Take your right hand off the wall and reach forward and up to the roof, then down and back to the wall behind you. This creates some more rotation in both directions.
Additionally, I sent them home with a reinforcing thorax mobility exercise.
I contacted them the following day. They reported that they woke again with diarrhea but was beginning to feel a change for the better. They reached out to me on day 7 and reported this:
Hope all is going well for you. Everything is fine with me - no pain at all for 7 days, no pain meds, no other symptoms - absolutely amazing. Sleeping well, eating better.
Doing box breathing and T rotation exs regularly - TLC this morning was 43
It’s great doing normal things like going to the beach, swimming, lying in the sun, eating and enjoying my food (was given a week off FODMAP and back onto GF) and fooling around with the boys (12 and 8).
All this is thanks to you!!
An amazing outcome driven by following the system, demonstrating regional interdependence between respiratory, musculoskeletal and medical systems. One of my colleagues, fellow FMS/SFMA instructor, Stuart Elwell put it nicely: “the power of correcting primitive drivers for systemic inflammatory responses is huge. Particularly key how relevant the breath is when physios outside the system are (or have been) deep in the trenches trying complex fixes or extensive testing when the answers are (excuse the pun), right under their noses.”
The coach I mentioned in the beginning – he spoke of the highways in our body that affect our software and hardware. The highways are like the battery that supplies our energy – the circulatory, respiratory, endocrine systems. Within the circulatory system is, of course, the lymphatic system. Together, the battery, among other functions, works to transport nutrients, fuel, waste dispose and waste recycling. It also works to assist our immune system through transporting immune cells and targeted cells for removal. While there are “endless recipes” about what our bodies can do, there are “key ingredients”, and common to all the ingredients that serve our health is movement. Lucky for me, and for my client, I had a system to assess whether they had healthy movement in their respiratory system and musculoskeletal systems. They did not. In the hierarchy of importance, health is before function, so I addressed their respiratory health, the health of one system in their “highways”, complemented by an intervention in their musculoskeletal health. Given a few days for their body to take these improvements onboard, it appears this improvement supported the other components of their “highways” and their symptoms abolished. I’ve been asked what I would do next for them. The answer is easy – it depends what they wants. They wanted to know if there was anything I understood and could change to ease or abolish their pain. That occurred. Being free of pain, if they then wanted assistance to plan a change to her exercise plan, I would screen using the FMS and identify those patterns that were below competent, then apply strategies to bring them up to competent. At the same time, I would protect against loading those patterns that were not competent. Complex to simple, systematically.

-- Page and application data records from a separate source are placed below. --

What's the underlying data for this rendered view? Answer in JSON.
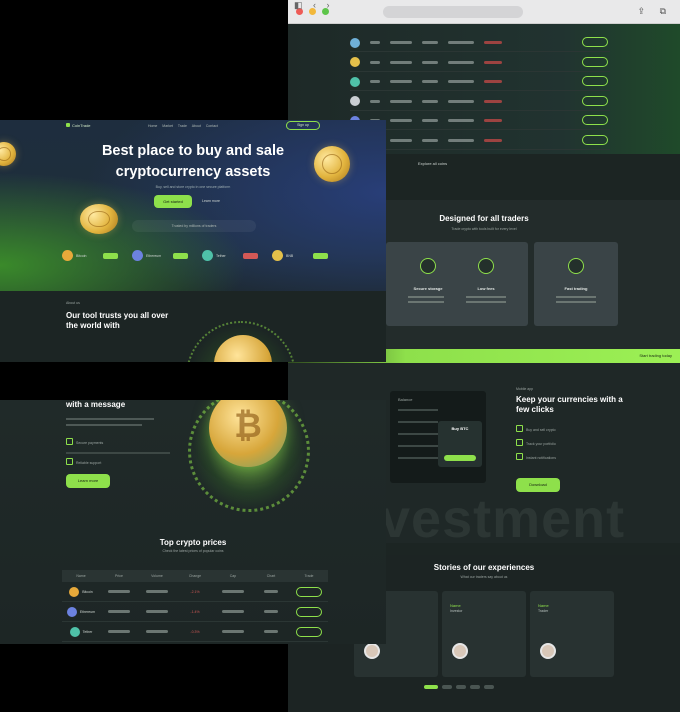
{
  "colors": {
    "accent": "#8ee04b",
    "bg_dark": "#1c2523",
    "negative": "#d35856"
  },
  "browser": {
    "traffic_lights": [
      "#ee5b56",
      "#f2b83b",
      "#5dc54a"
    ],
    "icons": [
      "back-icon",
      "forward-icon",
      "reload-icon",
      "share-icon",
      "tabs-icon"
    ]
  },
  "market": {
    "row_icons": [
      "#6fb0d8",
      "#e4c04a",
      "#4fc1a8",
      "#c9ced2",
      "#6c82e0",
      "#8e6fd8"
    ],
    "see_all": "Explore all coins"
  },
  "designed": {
    "title": "Designed for all traders",
    "subtitle": "Trade crypto with tools built for every level",
    "cards": [
      {
        "title": "Secure storage"
      },
      {
        "title": "Low fees"
      },
      {
        "title": "Fast trading"
      }
    ]
  },
  "banner": {
    "text": "Start trading today"
  },
  "keep": {
    "eyebrow": "Mobile app",
    "title": "Keep your currencies with a few clicks",
    "items": [
      "Buy and sell crypto",
      "Track your portfolio",
      "Instant notifications"
    ],
    "cta": "Download",
    "phone_header": "Balance",
    "popup_title": "Buy BTC"
  },
  "watermark": "vestment",
  "stories": {
    "title": "Stories of our experiences",
    "subtitle": "What our traders say about us",
    "cards": [
      {
        "name": "Name",
        "role": "Trader"
      },
      {
        "name": "Name",
        "role": "Investor"
      },
      {
        "name": "Name",
        "role": "Trader"
      }
    ]
  },
  "hero": {
    "nav_logo": "CoinTrade",
    "nav_links": "Home Market Trade About Contact",
    "nav_button": "Sign up",
    "title": "Best place to buy and sale cryptocurrency assets",
    "subtitle": "Buy, sell and store crypto in one secure platform",
    "cta": "Get started",
    "link": "Learn more",
    "trust": "Trusted by millions of traders",
    "tickers": [
      {
        "name": "Bitcoin",
        "color": "#e7a93a",
        "pill": "#8ee04b"
      },
      {
        "name": "Ethereum",
        "color": "#6c82e0",
        "pill": "#8ee04b"
      },
      {
        "name": "Tether",
        "color": "#4fc1a8",
        "pill": "#d35856"
      },
      {
        "name": "BNB",
        "color": "#e4c04a",
        "pill": "#8ee04b"
      }
    ],
    "lower_eyebrow": "About us",
    "lower_title": "Our tool trusts you all over the world with"
  },
  "card2": {
    "head": "with a message",
    "checks": [
      "Secure payments",
      "Reliable support"
    ],
    "cta": "Learn more",
    "coin_symbol": "₿"
  },
  "top_prices": {
    "title": "Top crypto prices",
    "subtitle": "Check the latest prices of popular coins",
    "headers": [
      "Name",
      "Price",
      "Volume",
      "Change",
      "Cap",
      "Chart",
      "Trade"
    ],
    "rows": [
      {
        "coin": "Bitcoin",
        "color": "#e7a93a",
        "change": "-2.1%"
      },
      {
        "coin": "Ethereum",
        "color": "#6c82e0",
        "change": "-1.4%"
      },
      {
        "coin": "Tether",
        "color": "#4fc1a8",
        "change": "-0.3%"
      }
    ]
  }
}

Interested in learning more about regional interdependence and how it applies to the SFMA? Join us for an upcoming course!
Greg is a Performance Sports Physiotherapist, with multiple Olympic medalists and world champion athletes among his clientele. He is based out of the Mornington Peninsula in the south east of Melbourne, Australia. He regularly works in professional sports in China and teaches in five countries. He has been a titled Sports Physiotherapist for 10 years and a practicing Physiotherapist since 1999. He has lived in five countries, studied and worked in eight, and travelled to over thirty to learn what the best practitioners and coaches do, systematically, in the toughest athletic environments.